|Bill showing me how it's done.|
|Ahhh... That's MUCH better!|
I must admit, I'm starting to warm up to this method of layout construction . . . Slooooowwwwly. If you're considering it too, here are a few tips I figured out along the way (in addition to the tongue & groove thing I mentioned already) .. .
Here's how I transitioned from plywood subroadbed to foam. This spot is at the south end of Essex, just after the subroadbed comes through the tunnel from Saybrook. I'd wanted to have plywood attached to the liftout support - so it's attached there and attached at the other end to this joist (vertical 1x3). The foam is attached to the slat (horizontal/flat 1x3). I used foam-friendly construction adhesive to glue the foam to the slat and to the joist. Of course, I used screws to attach the plywood to the joist.
Here's a good view of the foam on top of the slats.

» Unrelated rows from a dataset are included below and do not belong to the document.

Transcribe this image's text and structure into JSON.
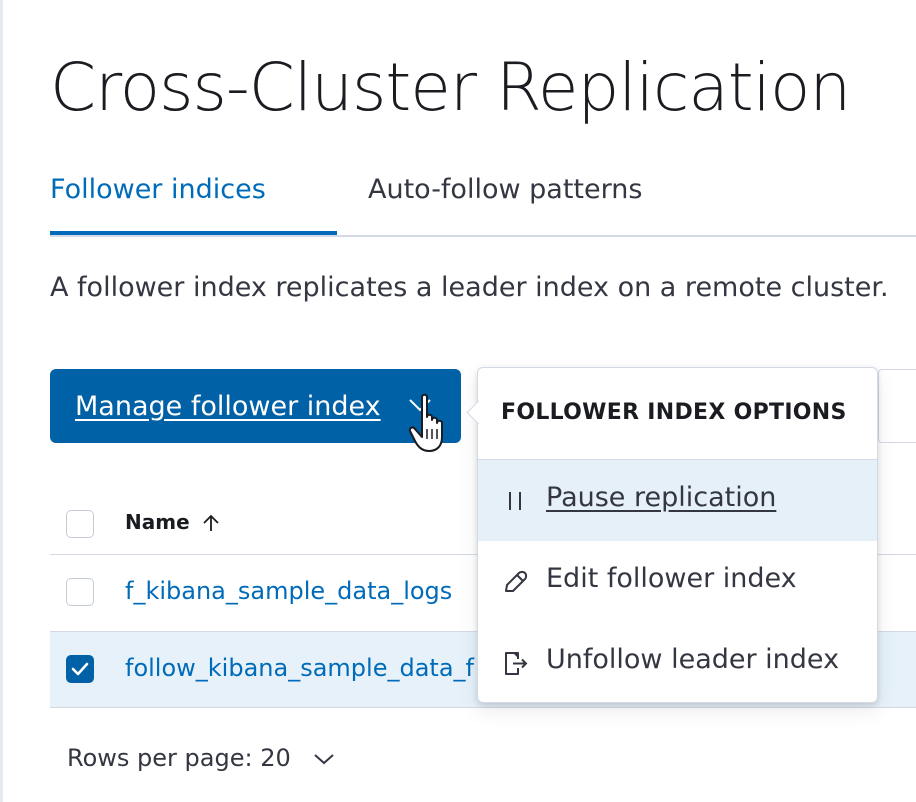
{
  "page": {
    "title": "Cross-Cluster Replication"
  },
  "tabs": [
    {
      "label": "Follower indices",
      "active": true
    },
    {
      "label": "Auto-follow patterns",
      "active": false
    }
  ],
  "description": "A follower index replicates a leader index on a remote cluster.",
  "manage_button": {
    "label": "Manage follower index",
    "icon": "chevron-down-icon"
  },
  "popover": {
    "title": "FOLLOWER INDEX OPTIONS",
    "items": [
      {
        "label": "Pause replication",
        "icon": "pause-icon",
        "highlighted": true
      },
      {
        "label": "Edit follower index",
        "icon": "pencil-icon"
      },
      {
        "label": "Unfollow leader index",
        "icon": "unfollow-icon"
      }
    ]
  },
  "table": {
    "columns": [
      {
        "label": "Name",
        "sort": "ascending"
      }
    ],
    "rows": [
      {
        "name": "f_kibana_sample_data_logs",
        "checked": false
      },
      {
        "name": "follow_kibana_sample_data_f",
        "checked": true
      }
    ]
  },
  "pagination": {
    "rows_per_page": "Rows per page: 20"
  },
  "colors": {
    "primary": "#0061a6",
    "link": "#006bb8",
    "selected_row": "#e6f1fa",
    "highlight": "#e6f0f8"
  }
}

I attached the slats to the L-girders with screws screwed in from underneath and through the flange (just as in traditional construction). The slats have been trimmed back to match the edge of the foam. My masonite fascia will screw into the ends of the slats (and also be glued to the edge of the foam, when there isn't a gap between the two).
Joints between foamboard sections are supported by slats. You can move the slats around to get them in the proper position before gluing the foam to them.
This is the Deep River side of the peninsula, showing slats that still need to be trimmed back. I spaced the slats roughly 16" apart and did my best not to have more than 12-15" of overhang (if they were on-edge, as joists, I could easily get by with 18" overhang). I ended up moving my L-girders apart and closer to the outer edges of the peninsula to provide more support for the slats. Alternatively, I could have installed outrigger legs, but I'm trying to have as few legs/obstructions as possible under the layout.
Once everything is positioned the way you want, take off one section of foam at a time . . .
Apply a generous squiggly bead of adhesive (I use Loctite PL 300) . . .
Replace the foam, "pin" it in place with long(er than 2") screws, and weigh it down. I'm using cans of paint here.
And that's all there is to it! At least that's all there is so far. I won't yet claim to be a 100% confirmed "foamer" but so far I have to agree with Bill & Co. that it definitely allows you to move quickly.
I'm back to figuring out my trackplan and structure placement in Essex. But once I have everything where I want it, I just have to mark my centerlines and install cork roadbed and track. I won't need to do all that on kraft paper, cut it all out to make templates, put the templates on sheets of plywood to cut out the subroadbed, install the subroadbed on risers - and then after all of that, still have to fill in all the gaps between plywood, fascia, and backdrop with cardboard strips and plaster cloth(!)
No, I'm not yet a confirmed foamer . . . but I'm getting pretty close.
|Essex - you're looking at about a day's work (after I finished all my fussing and over-analysis of everything).|
I've used this technique for my last three layouts (gotta stop moving so often!), and it's pretty effective. What you may want to be aware of, however, is that foam without a deck below may create a drumming sound when trains pass over it. Hopefully, the scenery will absorb this, and if not, add insulation between the slats below to deaden the sound - if it bothers you.
Thanks Geof! I'm hoping that the cork roadbed I'm using - and the fact that it and the track are glued rather than nailed - will help. Stay tuned!ReplyDelete